Concentrations of atmospheric Hg species, elemental Hg (Hg{ring operator}), reactive gaseous Hg (RGM), and fine particulate Hg (Hg-PM2.5) were measured at a coastal site near Weeks Bay, Alabama from April to August, 2005 and January to May, 2006. Mean concentrations of the species were 1.6 ?? 0.3 ng m-3, 4.0 ?? 7.5 pg m-3 and 2.7 ?? 3.4 pg m-3, respectively. A strong diel pattern was observed for RGM (midday maximum concentrations were up to 92.7 pg m-3), but not for Hg{ring operator} or Hg-PM2.5. Elevated RGM concentrations (>25 pg m-3) in April and May of 2005 correlated with elevated average daytime O3 concentrations (>55 ppbv) and high light intensity (>500 W m-2). These conditions generally corresponded with mixed continental-Gulf and exclusively continental air mass trajectories. Generally lower, but still elevated, RGM peaks observed in August, 2005 and January-March, 2006 correlated significantly (p < 0.05) with peaks in SO2 concentration and corresponded to periods of high light intensity and lower average daytime O3 concentrations.

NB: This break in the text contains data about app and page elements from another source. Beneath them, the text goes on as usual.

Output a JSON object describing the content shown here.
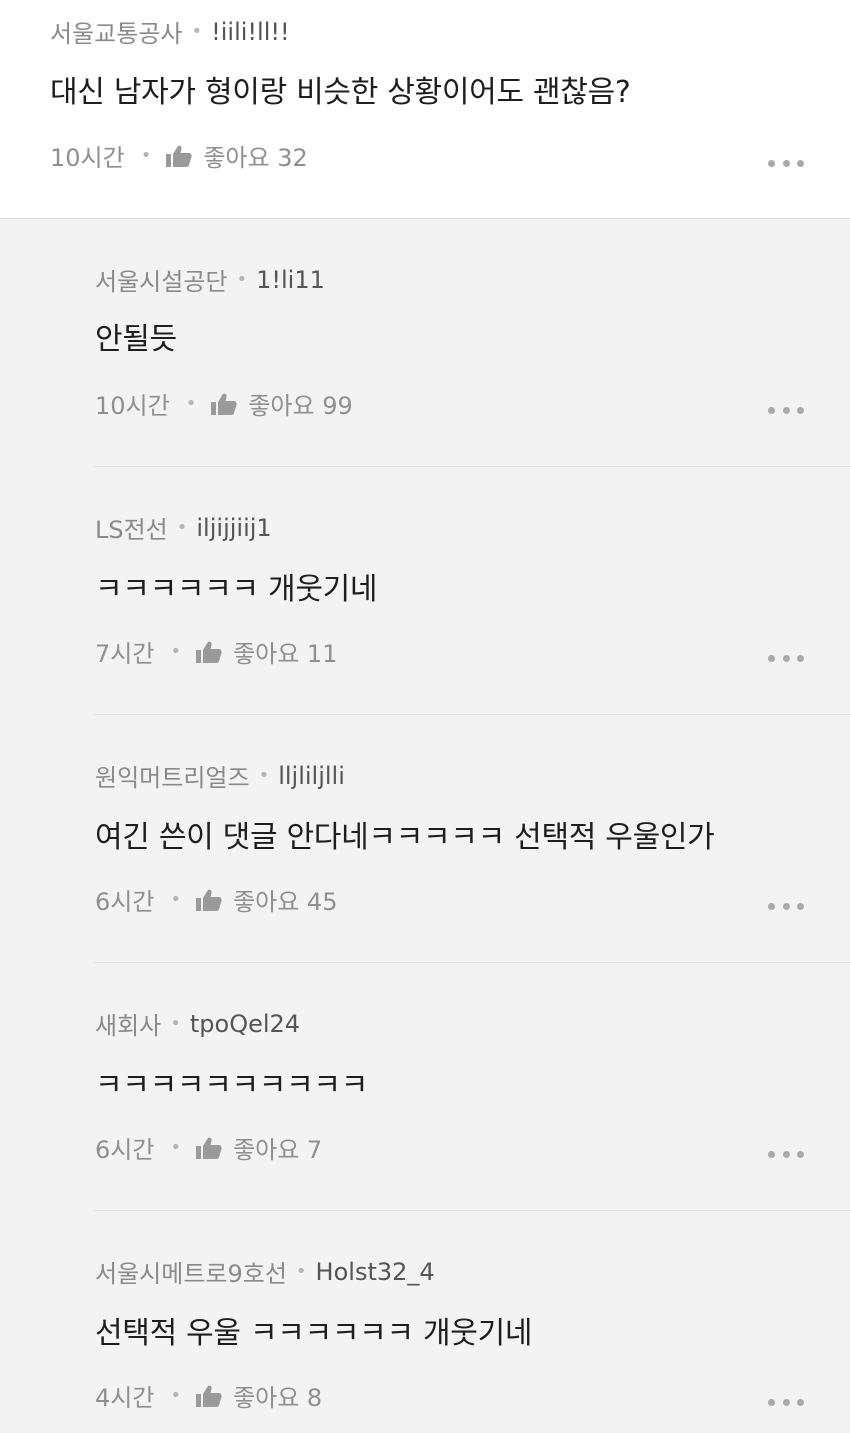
{
  "comments": [
    {
      "company": "서울교통공사",
      "nick": "!iili!ll!!",
      "text": "대신 남자가 형이랑 비슷한 상황이어도 괜찮음?",
      "time": "10시간",
      "likes": "좋아요 32"
    },
    {
      "company": "서울시설공단",
      "nick": "1!li11",
      "text": "안될듯",
      "time": "10시간",
      "likes": "좋아요 99"
    },
    {
      "company": "LS전선",
      "nick": "iljijjiij1",
      "text": "ㅋㅋㅋㅋㅋㅋ 개웃기네",
      "time": "7시간",
      "likes": "좋아요 11"
    },
    {
      "company": "원익머트리얼즈",
      "nick": "lljliljlli",
      "text": "여긴 쓴이 댓글 안다네ㅋㅋㅋㅋㅋ 선택적 우울인가",
      "time": "6시간",
      "likes": "좋아요 45"
    },
    {
      "company": "새회사",
      "nick": "tpoQel24",
      "text": "ㅋㅋㅋㅋㅋㅋㅋㅋㅋㅋ",
      "time": "6시간",
      "likes": "좋아요 7"
    },
    {
      "company": "서울시메트로9호선",
      "nick": "Holst32_4",
      "text": "선택적 우울 ㅋㅋㅋㅋㅋㅋ 개웃기네",
      "time": "4시간",
      "likes": "좋아요 8"
    }
  ],
  "icons": {
    "like": "thumbs-up-icon",
    "more": "more-dots-icon"
  },
  "colors": {
    "top_background": "#ffffff",
    "reply_background": "#f3f3f3",
    "muted_text": "#8a8a8a",
    "body_text": "#1e1e1e"
  }
}
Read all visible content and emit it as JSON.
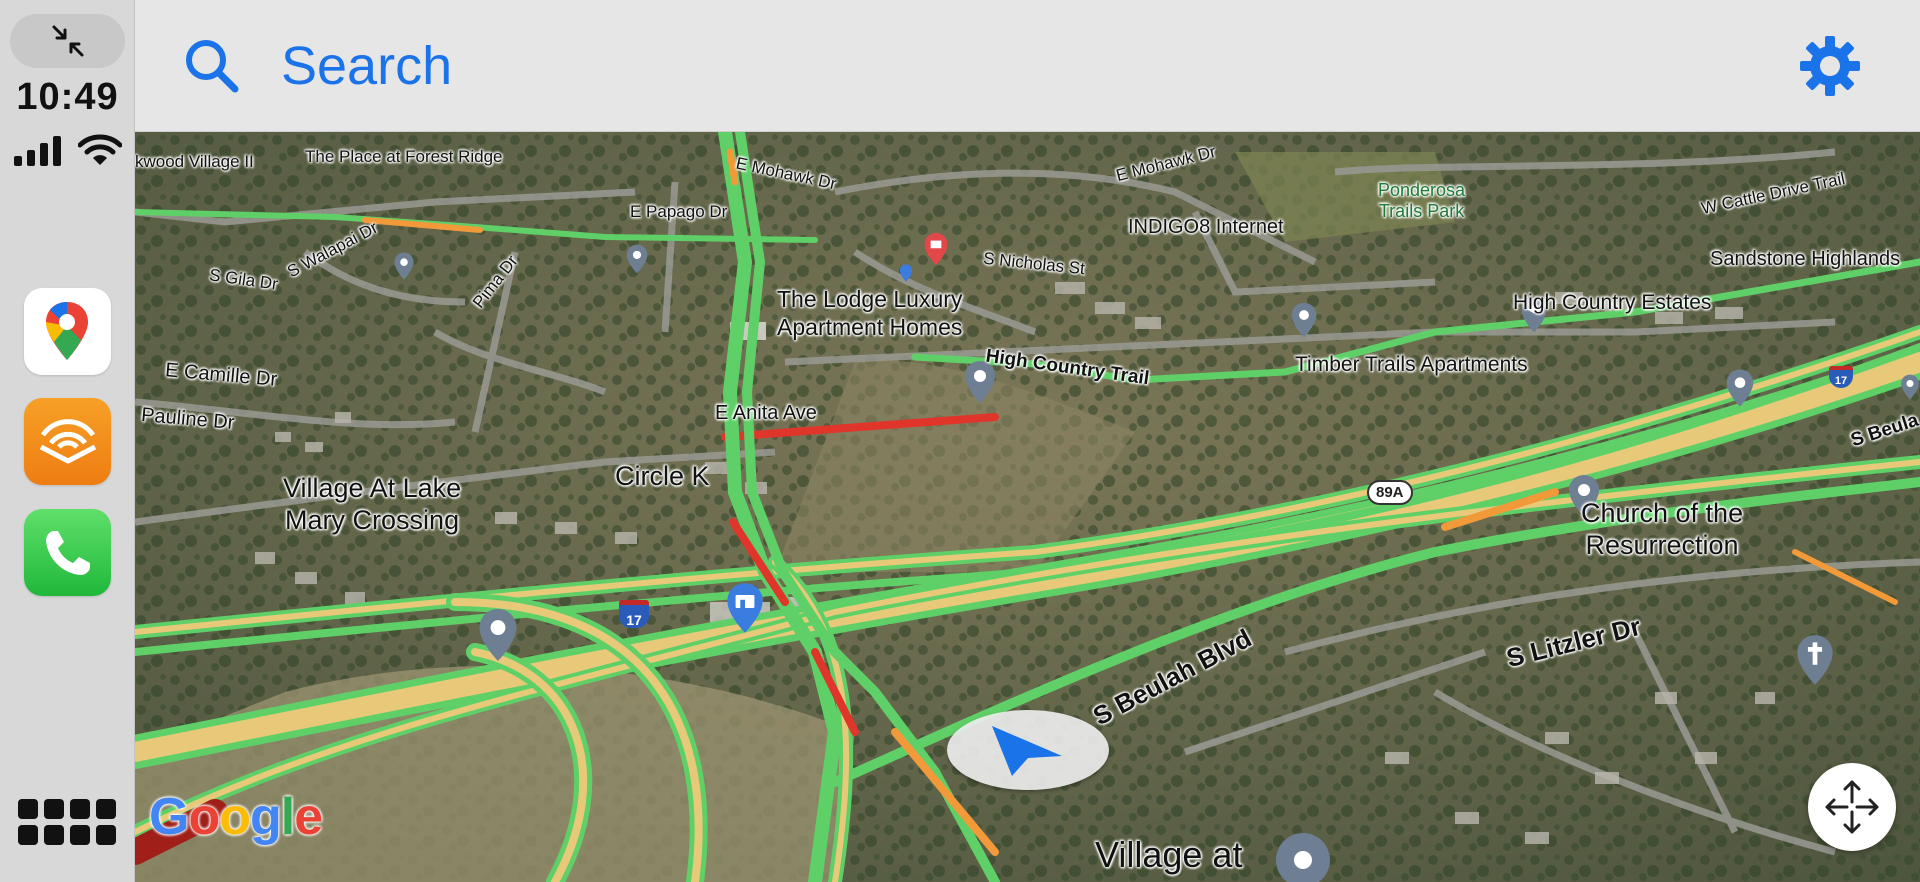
{
  "status": {
    "time": "10:49"
  },
  "sidebar": {
    "apps": [
      {
        "name": "Google Maps",
        "icon": "google-maps-icon"
      },
      {
        "name": "Audible",
        "icon": "audible-icon"
      },
      {
        "name": "Phone",
        "icon": "phone-icon"
      }
    ],
    "dashboard_icon": "app-grid-icon",
    "minimize_icon": "minimize-arrows-icon"
  },
  "header": {
    "search_label": "Search",
    "search_icon": "search-icon",
    "settings_icon": "gear-icon",
    "accent_color": "#1a73e8"
  },
  "map": {
    "poi_labels": {
      "oakwood": "kwood Village II",
      "forest_ridge": "The Place at Forest Ridge",
      "lodge_line1": "The Lodge Luxury",
      "lodge_line2": "Apartment Homes",
      "indigo": "INDIGO8 Internet",
      "ponderosa_line1": "Ponderosa",
      "ponderosa_line2": "Trails Park",
      "high_country_estates": "High Country Estates",
      "sandstone": "Sandstone Highlands",
      "timber_trails": "Timber Trails Apartments",
      "circle_k": "Circle K",
      "village_lake_line1": "Village At Lake",
      "village_lake_line2": "Mary Crossing",
      "church_line1": "Church of the",
      "church_line2": "Resurrection",
      "village_at": "Village at"
    },
    "road_labels": {
      "e_mohawk_1": "E Mohawk Dr",
      "e_mohawk_2": "E Mohawk Dr",
      "e_papago": "E Papago Dr",
      "s_walapai": "S Walapai Dr",
      "pima": "Pima Dr",
      "s_gila": "S Gila Dr",
      "s_nicholas": "S Nicholas St",
      "w_cattle": "W Cattle Drive Trail",
      "e_camille": "E Camille Dr",
      "pauline": "Pauline Dr",
      "e_anita": "E Anita Ave",
      "high_country_trail": "High Country Trail",
      "s_beulah_blvd": "S Beulah Blvd",
      "s_litzler": "S Litzler Dr",
      "s_beula_edge": "S Beula",
      "route_89a": "89A",
      "i17_a": "17",
      "i17_b": "17"
    },
    "traffic_colors": {
      "fast": "#5fd068",
      "moderate": "#f29a3a",
      "slow": "#e0352b",
      "highway_core": "#e8c97a"
    },
    "attribution": "Google",
    "recenter_icon": "recenter-arrows-icon",
    "nav_icon": "navigation-arrow-icon"
  }
}
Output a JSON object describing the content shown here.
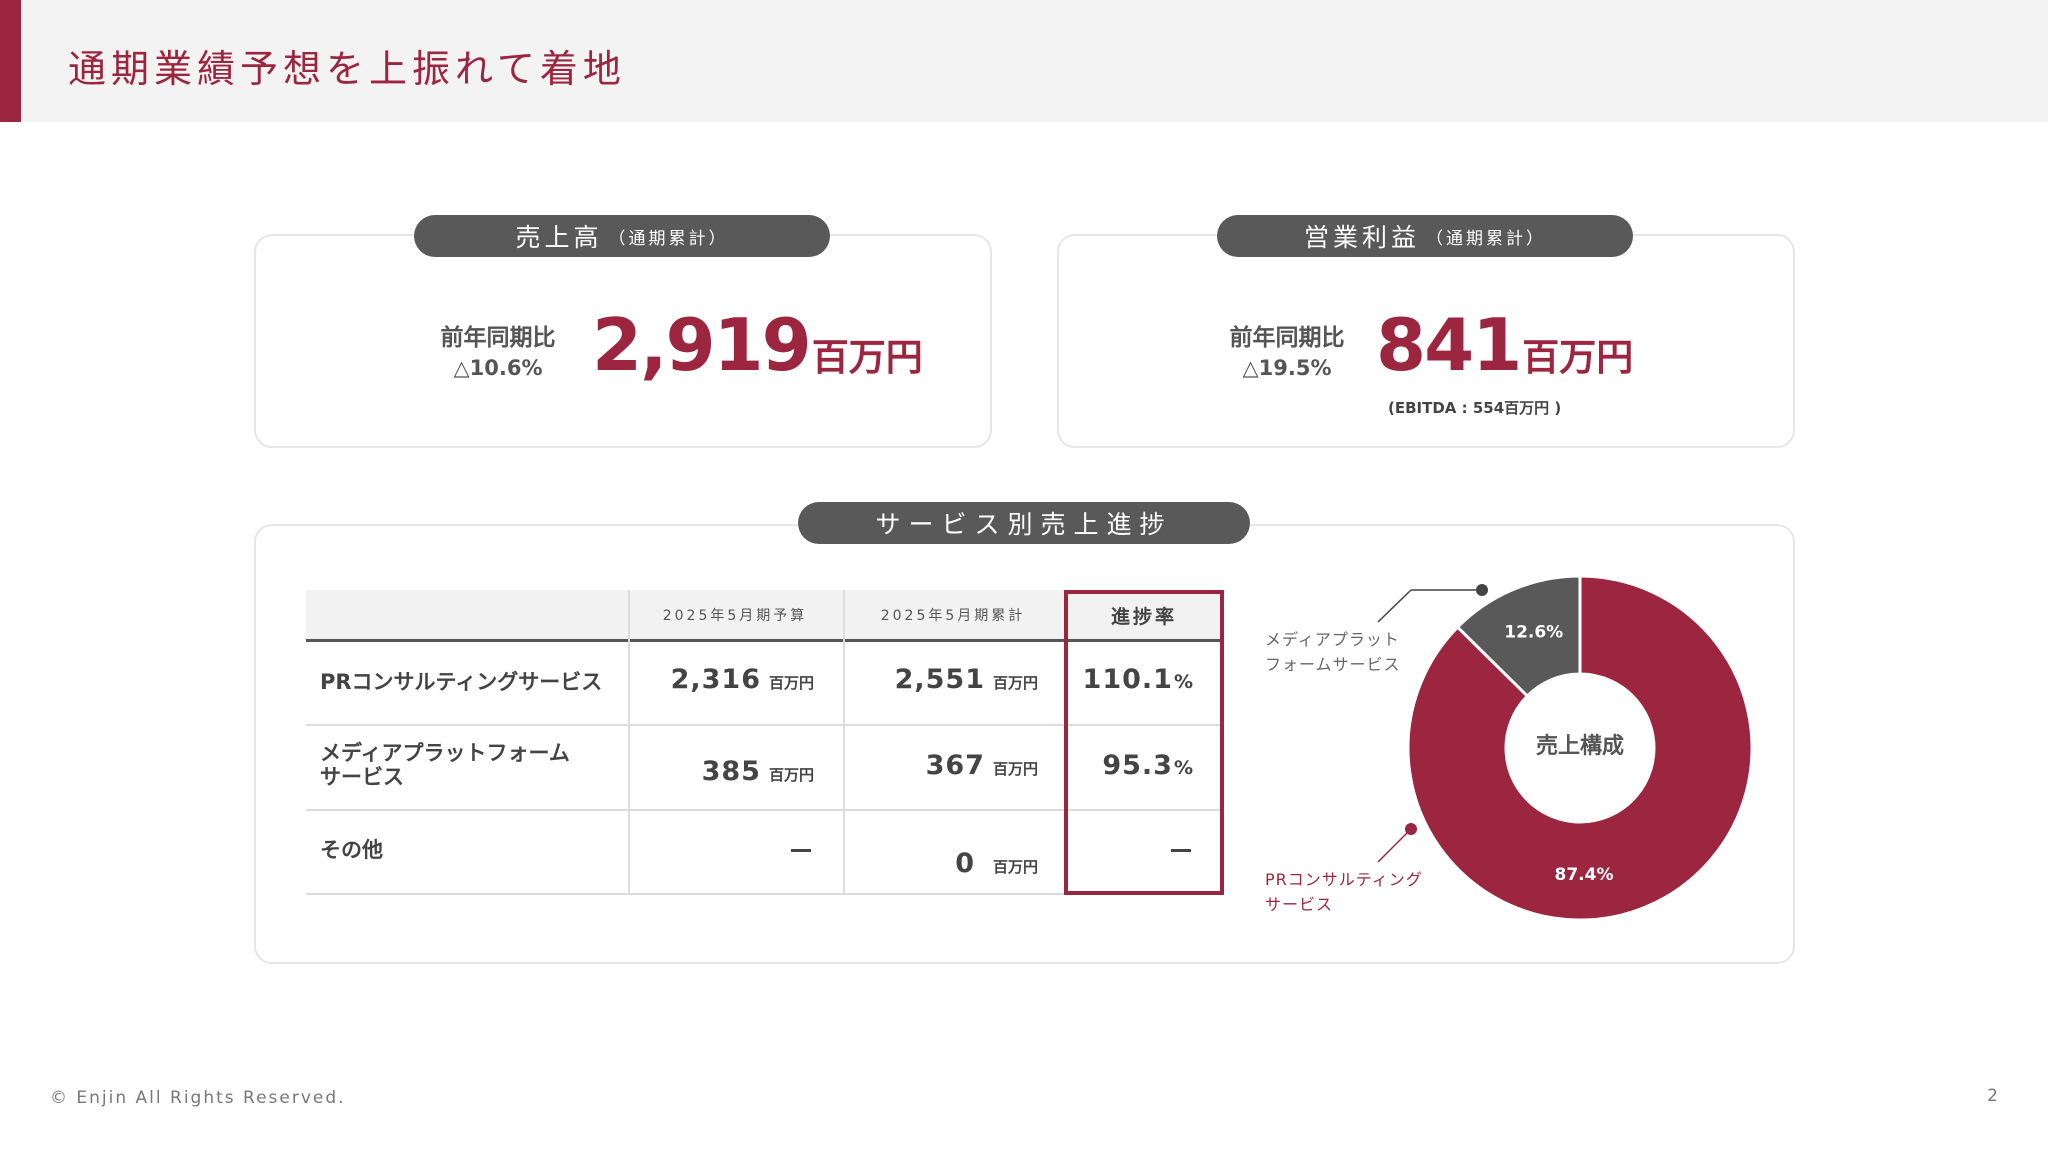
{
  "title": "通期業績予想を上振れて着地",
  "sales_card": {
    "pill_main": "売上高",
    "pill_sub": "（通期累計）",
    "yoy_label": "前年同期比",
    "yoy_value": "△10.6%",
    "value": "2,919",
    "unit": "百万円"
  },
  "profit_card": {
    "pill_main": "営業利益",
    "pill_sub": "（通期累計）",
    "yoy_label": "前年同期比",
    "yoy_value": "△19.5%",
    "value": "841",
    "unit": "百万円",
    "ebitda_note": "(EBITDA : 554百万円 )"
  },
  "service_section": {
    "pill": "サービス別売上進捗",
    "columns": [
      "",
      "2025年5月期予算",
      "2025年5月期累計",
      "進捗率"
    ],
    "rows": [
      {
        "label": "PRコンサルティングサービス",
        "budget": "2,316",
        "budget_unit": "百万円",
        "actual": "2,551",
        "actual_unit": "百万円",
        "rate": "110.1",
        "rate_unit": "%"
      },
      {
        "label": "メディアプラットフォーム\nサービス",
        "budget": "385",
        "budget_unit": "百万円",
        "actual": "367",
        "actual_unit": "百万円",
        "rate": "95.3",
        "rate_unit": "%"
      },
      {
        "label": "その他",
        "budget": "",
        "actual": "0",
        "actual_unit": "百万円",
        "rate": ""
      }
    ]
  },
  "chart_data": {
    "type": "pie",
    "title": "売上構成",
    "categories": [
      "PRコンサルティングサービス",
      "メディアプラットフォームサービス"
    ],
    "values": [
      87.4,
      12.6
    ],
    "value_labels": [
      "87.4%",
      "12.6%"
    ],
    "colors": [
      "#9c2640",
      "#595959"
    ],
    "donut": true
  },
  "callouts": {
    "media": "メディアプラット\nフォームサービス",
    "pr": "PRコンサルティング\nサービス"
  },
  "footer": "© Enjin All Rights Reserved.",
  "page_number": "2",
  "colors": {
    "accent": "#9c2640",
    "pill": "#595959",
    "header_bg": "#f3f3f3"
  }
}
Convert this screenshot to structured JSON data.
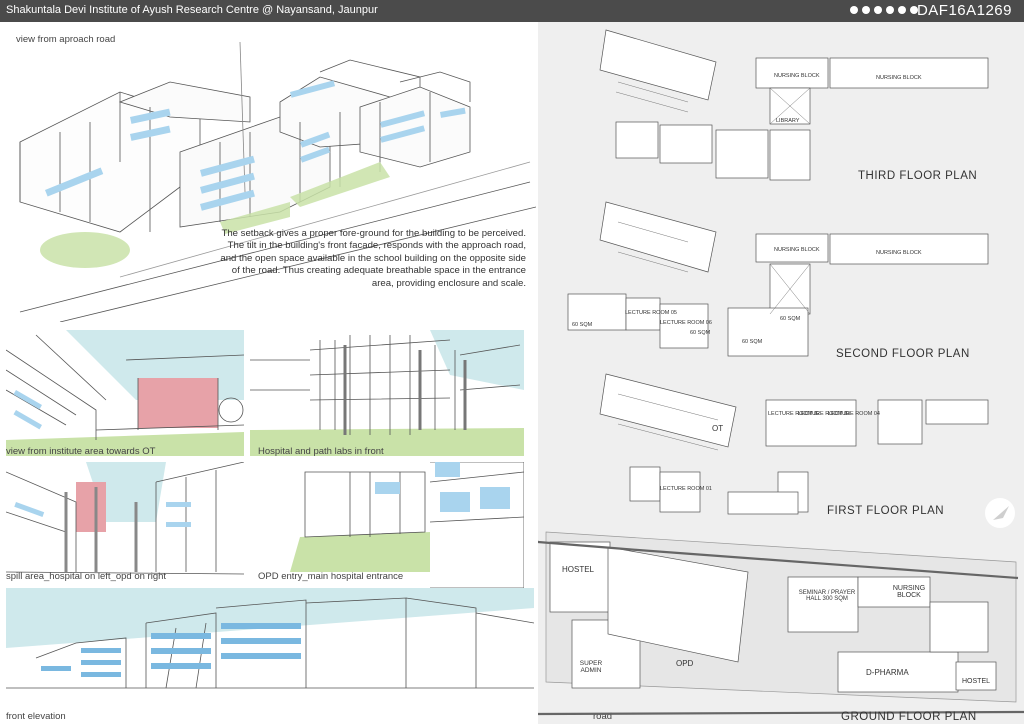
{
  "header": {
    "title": "Shakuntala Devi Institute of Ayush Research Centre @ Nayansand, Jaunpur",
    "code": "DAF16A1269",
    "dot_count": 6
  },
  "captions": {
    "approach": "view from aproach road",
    "ot_view": "view from institute area towards OT",
    "path_labs": "Hospital and path labs in front",
    "spill": "spill area_hospital on left_opd on right",
    "opd_entry": "OPD entry_main hospital entrance",
    "elevation": "front elevation",
    "road": "road"
  },
  "description": "The setback gives a proper fore-ground for the building to be perceived. The tilt in the building's front facade, responds with the approach road, and the open space available in the school building on the opposite side of the road. Thus creating adequate breathable space in the entrance area, providing enclosure and scale.",
  "plans": {
    "third": "THIRD FLOOR PLAN",
    "second": "SECOND FLOOR PLAN",
    "first": "FIRST FLOOR PLAN",
    "ground": "GROUND FLOOR PLAN"
  },
  "rooms": {
    "third_nursing_a": "NURSING BLOCK",
    "third_nursing_b": "NURSING BLOCK",
    "library": "LIBRARY",
    "second_nursing_a": "NURSING BLOCK",
    "second_nursing_b": "NURSING BLOCK",
    "sqm_60_a": "60 SQM",
    "sqm_60_b": "60 SQM",
    "sqm_60_c": "60 SQM",
    "sqm_60_d": "60 SQM",
    "lr_05": "LECTURE ROOM 05",
    "lr_06": "LECTURE ROOM 06",
    "lr_02": "LECTURE ROOM 02",
    "lr_03": "LECTURE ROOM 03",
    "lr_04": "LECTURE ROOM 04",
    "lr_01": "LECTURE ROOM 01",
    "ot": "OT",
    "hostel_a": "HOSTEL",
    "hostel_b": "HOSTEL",
    "seminar": "SEMINAR / PRAYER HALL 300 SQM",
    "nursing_ground": "NURSING BLOCK",
    "super_admin": "SUPER ADMIN",
    "opd": "OPD",
    "d_pharma": "D-PHARMA"
  },
  "colors": {
    "header_bg": "#4b4b4b",
    "panel_bg": "#efefef",
    "glass_blue": "#a9d4ee",
    "lawn_green": "#c9e2a8",
    "ot_red": "#e7a2a8"
  }
}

During these times air masses were dominated by trajectories that originated over the continent. Elevated RGM concentrations likely resulted from photochemical oxidation of Hg{ring operator} by atmospheric oxidants. This process may have been enhanced in and by the near-shore environment relative to inland sites. The marine boundary layer itself was not found to be a significant source of RGM. Size segregation determination, using a limited dataset from two different methods, suggested that a significant fraction of particulate Hg was bound to coarse particles (>2.5 ??m). A potential source of the large fraction of coarse particulate Hg in the study area is sequestration of RGM within sea salt aerosols. The presence of rapidly depositing RGM and coarse particulate Hg may be important sources of Hg input along the Gulf Coast. However, the impact of these species on deposition rates is yet to be determined. ?? 2008.

Additional Publication Details

Publication type:
Article
Publication Subtype:
Journal Article
Title:
Characterization and cycling of atmospheric mercury along the central US Gulf Coast
Series title:
Applied Geochemistry
DOI:
10.1016/j.apgeochem.2007.12.024
Volume
23
Issue:
3
Year Published:
2008
Language:
English
Larger Work Type:
Article
Larger Work Subtype:
Journal Article
Larger Work Title:
Applied Geochemistry
First page:
419
Last page:
437
Number of Pages:
19